This revolutionary Disney movie helped usher in the future of the company’s animation style into the CGI realm. Toy Story also has a fantastic story about friendship and accepting that things do change and that people must come to terms and adapt to these changes, whether positive or negative. Also, there aren’t any deaths in the movie as the broken toys can easily be repaired.

Duration: 1 h 21 min

Rating: G

6. Ratatouille (2007)

Ratatouille is a movie set in Paris, France, about a highly talented rat that can cook and helps a young kitchen worker become a chef in a famous Paris restaurant. There isn’t any reason for any of the characters in the film to die as the theme is about prejudice and the disadvantage of certain groups in particular arts and industries. 

The film centers on a rat named Remy (Patton Oswalt), who has dreams of becoming one of the best chefs in Paris. He gets a crack at achieving this dream when he comes across a young kitchen worker named Linguini (Lou Romano). It turns out that Remy can take complete control of Linguini’s body by pulling at his hair. Hence, the unlikely duo sets off to achieve their dreams in the culinary world. 
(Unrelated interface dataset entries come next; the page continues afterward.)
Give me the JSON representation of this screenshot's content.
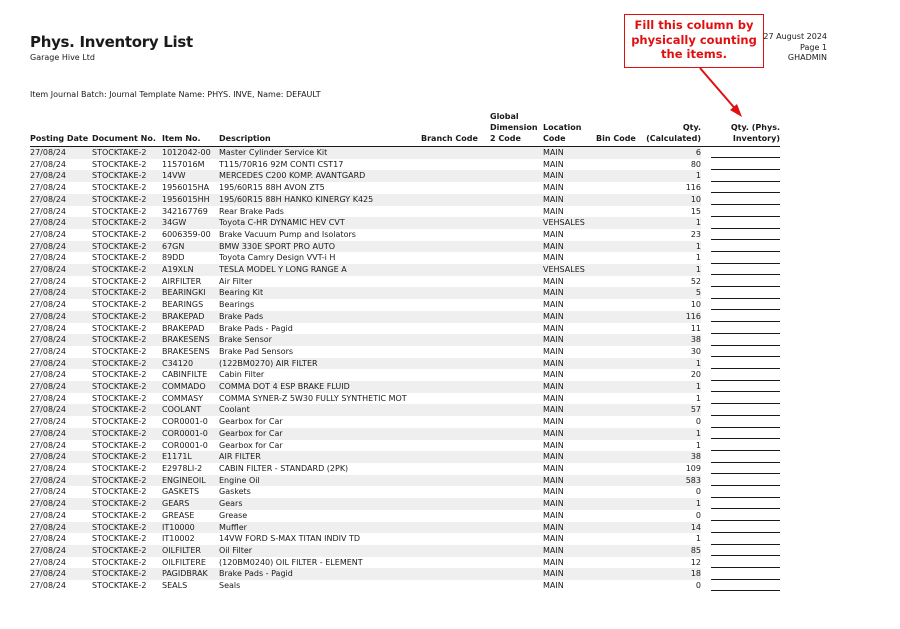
{
  "report": {
    "title": "Phys. Inventory List",
    "company": "Garage Hive Ltd",
    "date": "27 August 2024",
    "page": "Page 1",
    "user": "GHADMIN",
    "batch_line": "Item Journal Batch: Journal Template Name: PHYS. INVE, Name: DEFAULT"
  },
  "callout": {
    "lines": [
      "Fill this column by",
      "physically counting",
      "the items."
    ],
    "color": "#e01010"
  },
  "columns": [
    "Posting Date",
    "Document No.",
    "Item No.",
    "Description",
    "Branch Code",
    "Global Dimension 2 Code",
    "Location Code",
    "Bin Code",
    "Qty. (Calculated)",
    "Qty. (Phys. Inventory)"
  ],
  "rows": [
    [
      "27/08/24",
      "STOCKTAKE-2",
      "1012042-00",
      "Master Cylinder Service Kit",
      "",
      "",
      "MAIN",
      "",
      "6"
    ],
    [
      "27/08/24",
      "STOCKTAKE-2",
      "1157016M",
      "T115/70R16 92M CONTI CST17",
      "",
      "",
      "MAIN",
      "",
      "80"
    ],
    [
      "27/08/24",
      "STOCKTAKE-2",
      "14VW",
      "MERCEDES C200 KOMP. AVANTGARD",
      "",
      "",
      "MAIN",
      "",
      "1"
    ],
    [
      "27/08/24",
      "STOCKTAKE-2",
      "1956015HA",
      "195/60R15 88H AVON ZT5",
      "",
      "",
      "MAIN",
      "",
      "116"
    ],
    [
      "27/08/24",
      "STOCKTAKE-2",
      "1956015HH",
      "195/60R15 88H HANKO KINERGY K425",
      "",
      "",
      "MAIN",
      "",
      "10"
    ],
    [
      "27/08/24",
      "STOCKTAKE-2",
      "342167769",
      "Rear Brake Pads",
      "",
      "",
      "MAIN",
      "",
      "15"
    ],
    [
      "27/08/24",
      "STOCKTAKE-2",
      "34GW",
      "Toyota C-HR DYNAMIC HEV CVT",
      "",
      "",
      "VEHSALES",
      "",
      "1"
    ],
    [
      "27/08/24",
      "STOCKTAKE-2",
      "6006359-00",
      "Brake Vacuum Pump and Isolators",
      "",
      "",
      "MAIN",
      "",
      "23"
    ],
    [
      "27/08/24",
      "STOCKTAKE-2",
      "67GN",
      "BMW 330E SPORT PRO AUTO",
      "",
      "",
      "MAIN",
      "",
      "1"
    ],
    [
      "27/08/24",
      "STOCKTAKE-2",
      "89DD",
      "Toyota Camry Design VVT-i H",
      "",
      "",
      "MAIN",
      "",
      "1"
    ],
    [
      "27/08/24",
      "STOCKTAKE-2",
      "A19XLN",
      "TESLA MODEL Y LONG RANGE A",
      "",
      "",
      "VEHSALES",
      "",
      "1"
    ],
    [
      "27/08/24",
      "STOCKTAKE-2",
      "AIRFILTER",
      "Air Filter",
      "",
      "",
      "MAIN",
      "",
      "52"
    ],
    [
      "27/08/24",
      "STOCKTAKE-2",
      "BEARINGKI",
      "Bearing Kit",
      "",
      "",
      "MAIN",
      "",
      "5"
    ],
    [
      "27/08/24",
      "STOCKTAKE-2",
      "BEARINGS",
      "Bearings",
      "",
      "",
      "MAIN",
      "",
      "10"
    ],
    [
      "27/08/24",
      "STOCKTAKE-2",
      "BRAKEPAD",
      "Brake Pads",
      "",
      "",
      "MAIN",
      "",
      "116"
    ],
    [
      "27/08/24",
      "STOCKTAKE-2",
      "BRAKEPAD",
      "Brake Pads - Pagid",
      "",
      "",
      "MAIN",
      "",
      "11"
    ],
    [
      "27/08/24",
      "STOCKTAKE-2",
      "BRAKESENS",
      "Brake Sensor",
      "",
      "",
      "MAIN",
      "",
      "38"
    ],
    [
      "27/08/24",
      "STOCKTAKE-2",
      "BRAKESENS",
      "Brake Pad Sensors",
      "",
      "",
      "MAIN",
      "",
      "30"
    ],
    [
      "27/08/24",
      "STOCKTAKE-2",
      "C34120",
      "(122BM0270) AIR FILTER",
      "",
      "",
      "MAIN",
      "",
      "1"
    ],
    [
      "27/08/24",
      "STOCKTAKE-2",
      "CABINFILTE",
      "Cabin Filter",
      "",
      "",
      "MAIN",
      "",
      "20"
    ],
    [
      "27/08/24",
      "STOCKTAKE-2",
      "COMMADO",
      "COMMA DOT 4 ESP BRAKE FLUID",
      "",
      "",
      "MAIN",
      "",
      "1"
    ],
    [
      "27/08/24",
      "STOCKTAKE-2",
      "COMMASY",
      "COMMA SYNER-Z 5W30 FULLY SYNTHETIC MOT",
      "",
      "",
      "MAIN",
      "",
      "1"
    ],
    [
      "27/08/24",
      "STOCKTAKE-2",
      "COOLANT",
      "Coolant",
      "",
      "",
      "MAIN",
      "",
      "57"
    ],
    [
      "27/08/24",
      "STOCKTAKE-2",
      "COR0001-0",
      "Gearbox for Car",
      "",
      "",
      "MAIN",
      "",
      "0"
    ],
    [
      "27/08/24",
      "STOCKTAKE-2",
      "COR0001-0",
      "Gearbox for Car",
      "",
      "",
      "MAIN",
      "",
      "1"
    ],
    [
      "27/08/24",
      "STOCKTAKE-2",
      "COR0001-0",
      "Gearbox for Car",
      "",
      "",
      "MAIN",
      "",
      "1"
    ],
    [
      "27/08/24",
      "STOCKTAKE-2",
      "E1171L",
      "AIR FILTER",
      "",
      "",
      "MAIN",
      "",
      "38"
    ],
    [
      "27/08/24",
      "STOCKTAKE-2",
      "E2978LI-2",
      "CABIN FILTER - STANDARD (2PK)",
      "",
      "",
      "MAIN",
      "",
      "109"
    ],
    [
      "27/08/24",
      "STOCKTAKE-2",
      "ENGINEOIL",
      "Engine Oil",
      "",
      "",
      "MAIN",
      "",
      "583"
    ],
    [
      "27/08/24",
      "STOCKTAKE-2",
      "GASKETS",
      "Gaskets",
      "",
      "",
      "MAIN",
      "",
      "0"
    ],
    [
      "27/08/24",
      "STOCKTAKE-2",
      "GEARS",
      "Gears",
      "",
      "",
      "MAIN",
      "",
      "1"
    ],
    [
      "27/08/24",
      "STOCKTAKE-2",
      "GREASE",
      "Grease",
      "",
      "",
      "MAIN",
      "",
      "0"
    ],
    [
      "27/08/24",
      "STOCKTAKE-2",
      "IT10000",
      "Muffler",
      "",
      "",
      "MAIN",
      "",
      "14"
    ],
    [
      "27/08/24",
      "STOCKTAKE-2",
      "IT10002",
      "14VW FORD S-MAX TITAN INDIV TD",
      "",
      "",
      "MAIN",
      "",
      "1"
    ],
    [
      "27/08/24",
      "STOCKTAKE-2",
      "OILFILTER",
      "Oil Filter",
      "",
      "",
      "MAIN",
      "",
      "85"
    ],
    [
      "27/08/24",
      "STOCKTAKE-2",
      "OILFILTERE",
      "(120BM0240) OIL FILTER - ELEMENT",
      "",
      "",
      "MAIN",
      "",
      "12"
    ],
    [
      "27/08/24",
      "STOCKTAKE-2",
      "PAGIDBRAK",
      "Brake Pads - Pagid",
      "",
      "",
      "MAIN",
      "",
      "18"
    ],
    [
      "27/08/24",
      "STOCKTAKE-2",
      "SEALS",
      "Seals",
      "",
      "",
      "MAIN",
      "",
      "0"
    ]
  ]
}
Duration: 1 h 51 min

Rating: G 

7. 101 Dalmatians (1961)

101 Dalmatians is a beloved Disney classic about the titular spotted canines and their impressive numbers. The movie celebrates family and parenthood and is an all-around feel-good movie. Even the dastardly Cruella De Vil, who wishes to turn the loveable puppies into one of her fashion coats, gets a pass, in the end, ending up with a sore back, headache, and the realization that she will never get her hands on that fur coat that she wants so much. 
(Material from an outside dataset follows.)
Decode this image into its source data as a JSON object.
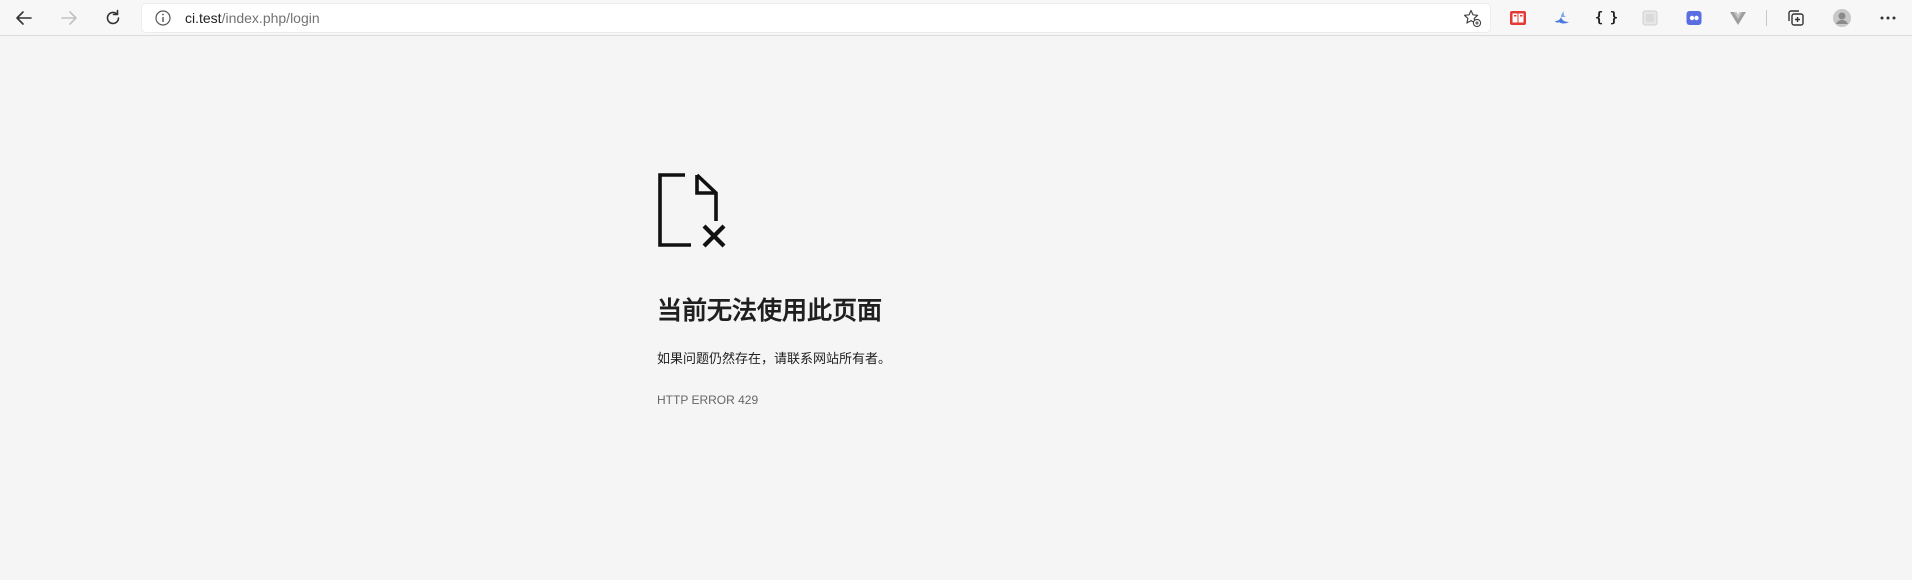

This is a fun, lighthearted movie for the whole family and features nothing too serious except for Cruella’s intentions for the puppies and the fact that the film is a great reason to have your pets neutered. 

Duration: 1 h 19 min

Rating: G

8. The Sword in the Stone (1963)

A classic retelling of the legend of King Arthur, The Sword in the Stone is an animated musical fantasy film from Disney and is another one of the company’s all-time greats. The story follows a young Arthur who dreams of becoming a knight. However, during a hunting trip, Arthur meets a wizard named Merlin, who is suffering from amnesia. 

Merlin finds Arthur’s fortune particularly interesting and believes that the young boy is destined for great things. Merlin starts teaching the young boy about the world and how it works, but it seems that the path to greatness will not be easy. 

Duration: 1 h 19 min

Rating: G

9. Fantasia (1940)

Fantasia is a true Disney classic and a marvel of animation in its time; Fantasia is a fantastic blend of top-tier animation and great orchestral music. The movie doesn’t have a traditional plot as Disney animators simply wanted to explore and experiment with what they could accomplish with the best animators in the industry. 

The result is a visual feast for the senses that combines tantalizing animation with the grandeur of classical music such as Stravinsky’s Rite of Spring and Mussorgsky’s Night on Bald Mountain. While there are no deaths in the movie, the scene featuring Night on Bald Mountain can be intense for younger viewers. 

Duration: 2 h 5 min

Rating: G